» **Task goal**
What's needed is a word-for-word retyping of the entries below, pictures omitted.

[Component data from apps and pages]
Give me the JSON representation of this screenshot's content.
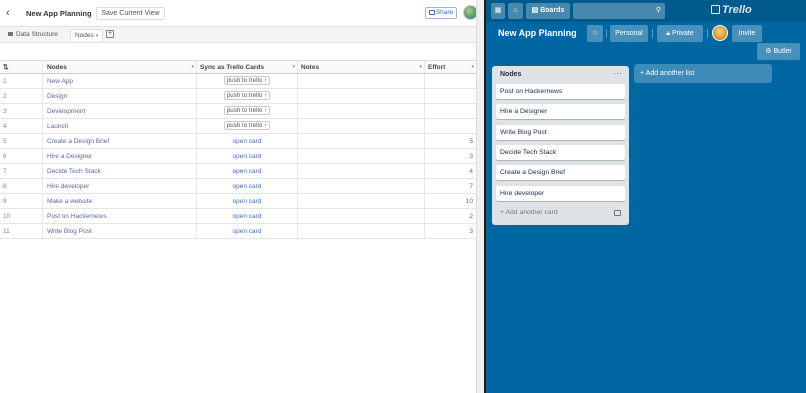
{
  "left": {
    "title": "New App Planning",
    "save_view_label": "Save Current View",
    "share_label": "Share",
    "tabs": [
      {
        "label": "Data Structure"
      },
      {
        "label": "Nodes"
      }
    ],
    "columns": [
      "Nodes",
      "Sync as Trello Cards",
      "Notes",
      "Effort"
    ],
    "rows": [
      {
        "idx": "1",
        "node": "New App",
        "sync": "push to trello",
        "sync_type": "push",
        "effort": ""
      },
      {
        "idx": "2",
        "node": "Design",
        "sync": "push to trello",
        "sync_type": "push",
        "effort": ""
      },
      {
        "idx": "3",
        "node": "Development",
        "sync": "push to trello",
        "sync_type": "push",
        "effort": ""
      },
      {
        "idx": "4",
        "node": "Launch",
        "sync": "push to trello",
        "sync_type": "push",
        "effort": ""
      },
      {
        "idx": "5",
        "node": "Create a Design Brief",
        "sync": "open card",
        "sync_type": "open",
        "effort": "5"
      },
      {
        "idx": "6",
        "node": "Hire a Designer",
        "sync": "open card",
        "sync_type": "open",
        "effort": "3"
      },
      {
        "idx": "7",
        "node": "Decide Tech Stack",
        "sync": "open card",
        "sync_type": "open",
        "effort": "4"
      },
      {
        "idx": "8",
        "node": "Hire developer",
        "sync": "open card",
        "sync_type": "open",
        "effort": "7"
      },
      {
        "idx": "9",
        "node": "Make a website",
        "sync": "open card",
        "sync_type": "open",
        "effort": "10"
      },
      {
        "idx": "10",
        "node": "Post on Hackernews",
        "sync": "open card",
        "sync_type": "open",
        "effort": "2"
      },
      {
        "idx": "11",
        "node": "Write Blog Post",
        "sync": "open card",
        "sync_type": "open",
        "effort": "3"
      }
    ]
  },
  "trello": {
    "nav": {
      "boards_label": "Boards",
      "logo_text": "Trello"
    },
    "board_title": "New App Planning",
    "personal_label": "Personal",
    "private_label": "Private",
    "invite_label": "Invite",
    "butler_label": "Butler",
    "list": {
      "title": "Nodes",
      "cards": [
        "Post on Hackernews",
        "Hire a Designer",
        "Write Blog Post",
        "Decide Tech Stack",
        "Create a Design Brief",
        "Hire developer"
      ],
      "add_card_label": "Add another card"
    },
    "add_list_label": "Add another list",
    "colors": {
      "board_bg": "#0067a3",
      "nav_bg": "#005a8e",
      "link": "#3b6fd4"
    }
  }
}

» **Final answer**
Give me the JSON representation of this screenshot's content.
{
  "left": {
    "title": "New App Planning",
    "save_view_label": "Save Current View",
    "share_label": "Share",
    "tabs": [
      {
        "label": "Data Structure"
      },
      {
        "label": "Nodes"
      }
    ],
    "columns": [
      "Nodes",
      "Sync as Trello Cards",
      "Notes",
      "Effort"
    ],
    "rows": [
      {
        "idx": "1",
        "node": "New App",
        "sync": "push to trello",
        "sync_type": "push",
        "effort": ""
      },
      {
        "idx": "2",
        "node": "Design",
        "sync": "push to trello",
        "sync_type": "push",
        "effort": ""
      },
      {
        "idx": "3",
        "node": "Development",
        "sync": "push to trello",
        "sync_type": "push",
        "effort": ""
      },
      {
        "idx": "4",
        "node": "Launch",
        "sync": "push to trello",
        "sync_type": "push",
        "effort": ""
      },
      {
        "idx": "5",
        "node": "Create a Design Brief",
        "sync": "open card",
        "sync_type": "open",
        "effort": "5"
      },
      {
        "idx": "6",
        "node": "Hire a Designer",
        "sync": "open card",
        "sync_type": "open",
        "effort": "3"
      },
      {
        "idx": "7",
        "node": "Decide Tech Stack",
        "sync": "open card",
        "sync_type": "open",
        "effort": "4"
      },
      {
        "idx": "8",
        "node": "Hire developer",
        "sync": "open card",
        "sync_type": "open",
        "effort": "7"
      },
      {
        "idx": "9",
        "node": "Make a website",
        "sync": "open card",
        "sync_type": "open",
        "effort": "10"
      },
      {
        "idx": "10",
        "node": "Post on Hackernews",
        "sync": "open card",
        "sync_type": "open",
        "effort": "2"
      },
      {
        "idx": "11",
        "node": "Write Blog Post",
        "sync": "open card",
        "sync_type": "open",
        "effort": "3"
      }
    ]
  },
  "trello": {
    "nav": {
      "boards_label": "Boards",
      "logo_text": "Trello"
    },
    "board_title": "New App Planning",
    "personal_label": "Personal",
    "private_label": "Private",
    "invite_label": "Invite",
    "butler_label": "Butler",
    "list": {
      "title": "Nodes",
      "cards": [
        "Post on Hackernews",
        "Hire a Designer",
        "Write Blog Post",
        "Decide Tech Stack",
        "Create a Design Brief",
        "Hire developer"
      ],
      "add_card_label": "Add another card"
    },
    "add_list_label": "Add another list",
    "colors": {
      "board_bg": "#0067a3",
      "nav_bg": "#005a8e",
      "link": "#3b6fd4"
    }
  }
}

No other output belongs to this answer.